It is odd that the 1907 C. S. Knowles catalog referred to N-L insulators by the tradename “Crown”. While not stating New Lexington High Voltage Porcelain Co. by name, the catalog indicated the porcelain factory was located in New Lexington, OH. The illustrations of all of the “Crown” unipart styles shown in that catalog are identical to that shown in their 1902 catalog, which described them with the “Imperial” tradename accompanied by an illustration of the identical crown logo used by Imperial Porcelain Works on every insulator they made after July 1, 1897, except for a few specimens of two styles made in 1903. The C. S. Knowles “Imperial” styles were definitely made by Imperial Porcelain Works as the factory was indicated to be in Trenton, NJ at that time.
N-L probably fell to competition after two other large companies started producing insulators: Pittsburg High Voltage Insulator Co. in 1908 and Ohio Brass in 1910 (purchase of Akron HP factory). By 1912, N-L was in serious financial difficulties. Payments on two mortgages were behind. Various transfers of ownership occurred until June 19, 1918 when General Porcelain Co. purchased the property for $7,750. A large stock of molds, insulators, and soup bowls and various quantities of clay and other materials were itemized in the sale. General Porcelain stripped the plant and sold it on July 25, 1918 with the understanding that it would not be used to make porcelain insulators or doorknobs for a period of five years. The defunct factory was known as Consumers Insulator Co. between Oct. 5, 1912 and Nov. 15, 1914. One postcard has been found with an illustration of the factory using this name (see front cover of this pamphlet). Below are copies of the only two other postcards that have been reported. All three postcards are from the collection of James Murphy.

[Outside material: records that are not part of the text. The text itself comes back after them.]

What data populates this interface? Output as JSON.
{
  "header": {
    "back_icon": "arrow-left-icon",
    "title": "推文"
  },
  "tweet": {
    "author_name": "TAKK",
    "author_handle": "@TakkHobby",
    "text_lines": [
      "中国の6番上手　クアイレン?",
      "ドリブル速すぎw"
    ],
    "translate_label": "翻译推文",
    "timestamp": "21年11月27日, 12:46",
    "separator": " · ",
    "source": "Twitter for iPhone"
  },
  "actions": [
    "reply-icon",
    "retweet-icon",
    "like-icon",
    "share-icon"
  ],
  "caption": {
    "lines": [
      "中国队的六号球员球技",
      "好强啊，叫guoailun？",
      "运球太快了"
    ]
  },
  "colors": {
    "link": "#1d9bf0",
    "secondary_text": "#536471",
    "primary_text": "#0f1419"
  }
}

There is a letter in Jack Tod’s files from 1972 written by Murra Fowler. He said this about the N-L factory: “Ground was broken in June of 1902, and building, kilns, etc. completed in August 1903. Production started in September. As a young boy, I carried moulds to and from one of the presses ten hours a day, six days a week, for the large sum of 12-1/2 cents per hour. Their slogan was “High potential insulators for the transmission of great power.” Local businessmen owned all stock in the plant. They hired “Bunker” Brown as Supt. and “Capt.” Lowery as General Manager. These men came from East Liverpool, O. They were experienced pottery men. It furnished more insulators to the Pacific Coast power plants than all its competitors.” The N-L factory also made porcelain tableware. Mr. Fowler reported a man who had a small meat plate and a cup and saucer.
Only 25 unipart and multipart insulators have been reported with the incuse N-L marking:
NEW LEXINGTON, O.
Most of the insulators that bear this marking are U-746. The marking is very rare indeed even on U-746 with only nine confirmed specimens. Only ten multipart insulators have been reported with this marking comprising six different styles. Four of the six multipart styles are shown in my display with the N-L marking along with three of the four unipart styles. All multipart porcelain insulators with the incuse marking, JOHNS-MANVILLE, were made by N-L. Unipart insulators with this marking were made by Pittsburg with the possible exception of U-746.
Both M-2140 insulators shown above with incuse marking JOHNS-MANVILLE are in the
collection of Bill Rohde.
New Lexington: Page 2